4. Some of the drugs that I dispense as generics for FDA approved brand-name drugs donot appear anywhere in the Orange Book. Are these substitutions legal?
1. Licensing Agreement:
This is often the most transparent arrangement, and therefore the least difficultfor the pharmacist to recognize. In figure 1, the label on generic Fosamax, distributed by Watson, clearly
states “Manufactured by Merck & Co,” the NDA holder for Fosamax brand. Even though the Orange Book
lists only Barr and Teva products as AB-rated generics, the Watson distributed product may also bedispensed since it is an authorized generic.
2. Generic Subsidiary:
In this situation, a generic is marketed by a company which a is subsidiary of thebrand-
name manufacturer. Figure 2 shows the label for Greenstone’s Azithromycin, generic for Pfizer’s
Zithromax. There is no indication of a parent company on the label, and this product is
listed in theOrange Book. Due to this lack of transparency, it is left for the pharmacist to ascertain the fact thatGreenstone is a wholly-owned subsidiary of Pfizer, and that this product is an authorized generic.
3. Contract Manufacturing:
In what may be the most confounding alignment, in terms of understanding thesource of a product and its actual TE code, some companies have contracted out the manufacture of their approved drugs to other firms, known as contract manufacturers.

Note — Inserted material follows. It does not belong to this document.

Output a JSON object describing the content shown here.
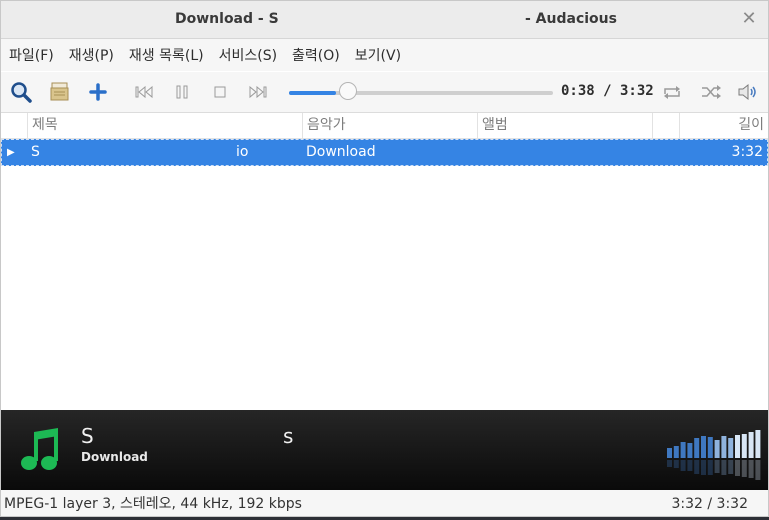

In the context of the myriad corporatemergers and acquisitions in the pharmaceutical industry, such arrangements can lead to confusion anduncertainty as to the provenance of a drug product. The history of the anti-diabetic drug DiaBeta (glyburide)serves as a good example. In 1984, the FDA approved two versions of a new sulfonylurea, glyburide; one
was Upjohn’s Micronase, the other Hoechst’s DiaBeta. Micronase was named the reference listed drug
(RLD) against which all future generics would be compared for bioequivalence, while Micronase and Dia-Beta were never rated equivalent to each other. In an early example of an authorized generic, Hoechstagreed to produce, under its NDA, glyburide to be labeled and sold by its majority-owned subsidiary,Copley.
This product was, therefore, substitutable for DiaBeta but
not for Micronase
. Subsequently,(continued on page 3)
Figure 1Figure 2
This question raises the controversial issue of so-called
The normal process for bringing generic drugs tomarket involves a generic manufacturer submitting an applica-tion, called an Abbreviated New Drug Application (ANDA), to the
FDA demonstrating a product’s bioequivalence to the innovator’s
brand-name drug. Under the Hatch-Waxman Act (1984), the firstgeneric to market is granted a 180-day exclusivity period. Ge-neric manufacturers believe this exclusivity is effectively nullifiedby the practice of brand-name manufacturers marketing author-ized generics shortly before patent expiration. Authorized gener-ics are actually original brand-name drugs re-labeled as genericsthrough a variety of arrangements between innovator companiesand their subsidiaries, licensees, or contract manufacturers
This practice also creates an issue for pharmacists because theOrange Book
does not list authorized generics
. The stated rea-son for this practice is that the FDA does not consider these prod-ucts generics. Since they are manufactured under the original, ap-proved New Drug Application (NDA) submitted for the brand-namedrug, the FDA considers authorized generics to be identical to thebrand.
All authorized generics are substitutable for the brand whenthe prescription does not prohibit substitution. Indeed, a reasonableargument could be made that authorized generics may even be
dispensed on prescriptions marked “dispense as written’ (DAW) by
the prescriber, at a cost savings to the patient, since they are, infact, identical drugs. Below are three examples of authorized ge-nerics, marketed under differing corporate arrangements,
none of which appear in the Orange Book.